(RECORDS SUPPLIED Opens)

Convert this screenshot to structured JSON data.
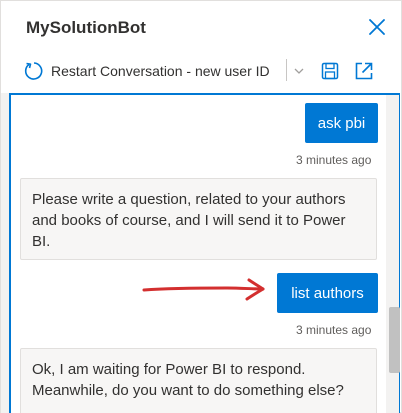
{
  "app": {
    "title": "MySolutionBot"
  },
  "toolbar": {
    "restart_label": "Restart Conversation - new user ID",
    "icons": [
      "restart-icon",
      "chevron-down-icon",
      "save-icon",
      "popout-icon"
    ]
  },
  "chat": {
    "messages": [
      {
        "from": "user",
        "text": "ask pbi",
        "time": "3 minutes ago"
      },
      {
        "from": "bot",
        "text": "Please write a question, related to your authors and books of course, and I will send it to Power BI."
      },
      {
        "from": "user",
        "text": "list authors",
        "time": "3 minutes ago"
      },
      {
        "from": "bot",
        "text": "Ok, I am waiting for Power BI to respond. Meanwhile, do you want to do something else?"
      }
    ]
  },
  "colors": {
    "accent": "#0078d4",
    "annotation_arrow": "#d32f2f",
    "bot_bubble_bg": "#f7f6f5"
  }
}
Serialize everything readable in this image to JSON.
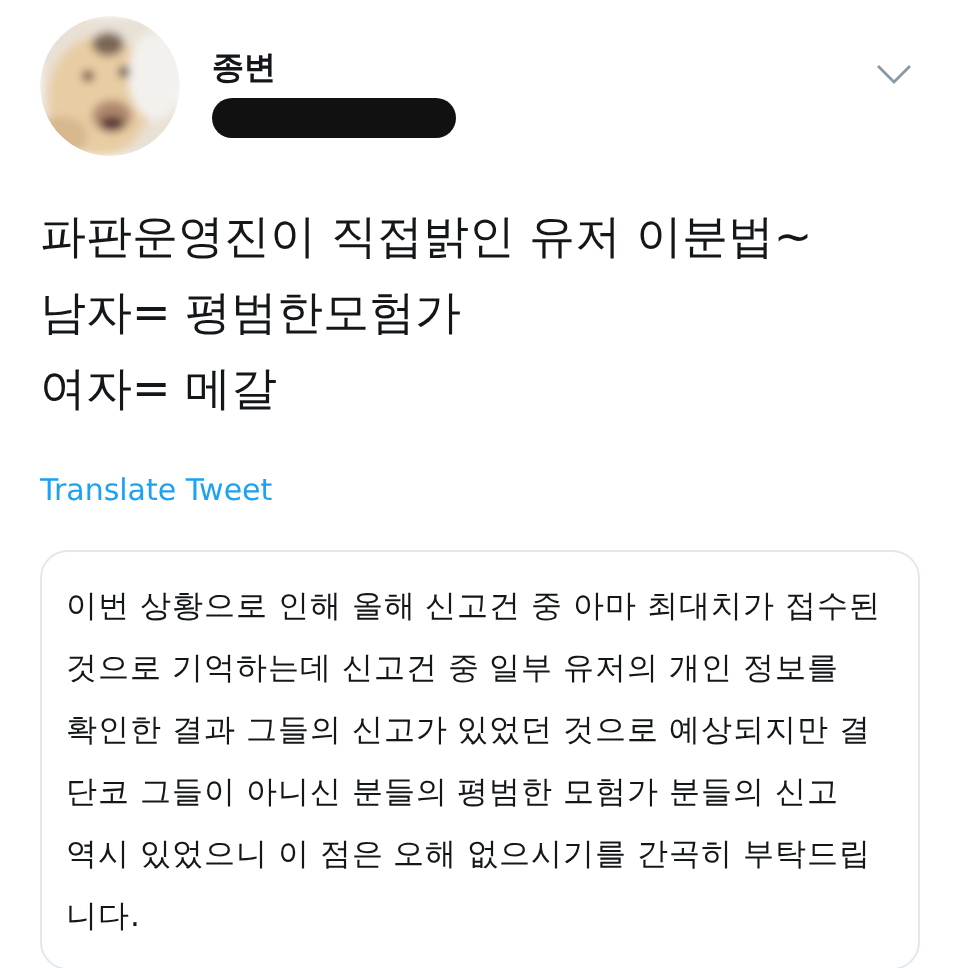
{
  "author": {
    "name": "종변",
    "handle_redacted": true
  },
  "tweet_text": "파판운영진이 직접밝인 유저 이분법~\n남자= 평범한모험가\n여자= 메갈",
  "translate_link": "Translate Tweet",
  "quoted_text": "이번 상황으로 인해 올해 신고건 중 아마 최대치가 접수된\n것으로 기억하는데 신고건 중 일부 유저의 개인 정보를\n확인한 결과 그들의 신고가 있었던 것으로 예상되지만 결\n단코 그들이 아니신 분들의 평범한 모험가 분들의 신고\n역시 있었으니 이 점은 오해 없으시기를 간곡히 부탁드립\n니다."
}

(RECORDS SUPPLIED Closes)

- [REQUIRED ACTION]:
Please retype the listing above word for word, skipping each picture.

- [EXERCISE OUTPUT]:
Convert this screenshot to structured JSON data.
{
  "app": {
    "title": "MySolutionBot"
  },
  "toolbar": {
    "restart_label": "Restart Conversation - new user ID",
    "icons": [
      "restart-icon",
      "chevron-down-icon",
      "save-icon",
      "popout-icon"
    ]
  },
  "chat": {
    "messages": [
      {
        "from": "user",
        "text": "ask pbi",
        "time": "3 minutes ago"
      },
      {
        "from": "bot",
        "text": "Please write a question, related to your authors and books of course, and I will send it to Power BI."
      },
      {
        "from": "user",
        "text": "list authors",
        "time": "3 minutes ago"
      },
      {
        "from": "bot",
        "text": "Ok, I am waiting for Power BI to respond. Meanwhile, do you want to do something else?"
      }
    ]
  },
  "colors": {
    "accent": "#0078d4",
    "annotation_arrow": "#d32f2f",
    "bot_bubble_bg": "#f7f6f5"
  }
}
Serialize everything readable in this image to JSON.
{
  "author": {
    "name": "종변",
    "handle_redacted": true
  },
  "tweet_text": "파판운영진이 직접밝인 유저 이분법~\n남자= 평범한모험가\n여자= 메갈",
  "translate_link": "Translate Tweet",
  "quoted_text": "이번 상황으로 인해 올해 신고건 중 아마 최대치가 접수된\n것으로 기억하는데 신고건 중 일부 유저의 개인 정보를\n확인한 결과 그들의 신고가 있었던 것으로 예상되지만 결\n단코 그들이 아니신 분들의 평범한 모험가 분들의 신고\n역시 있었으니 이 점은 오해 없으시기를 간곡히 부탁드립\n니다."
}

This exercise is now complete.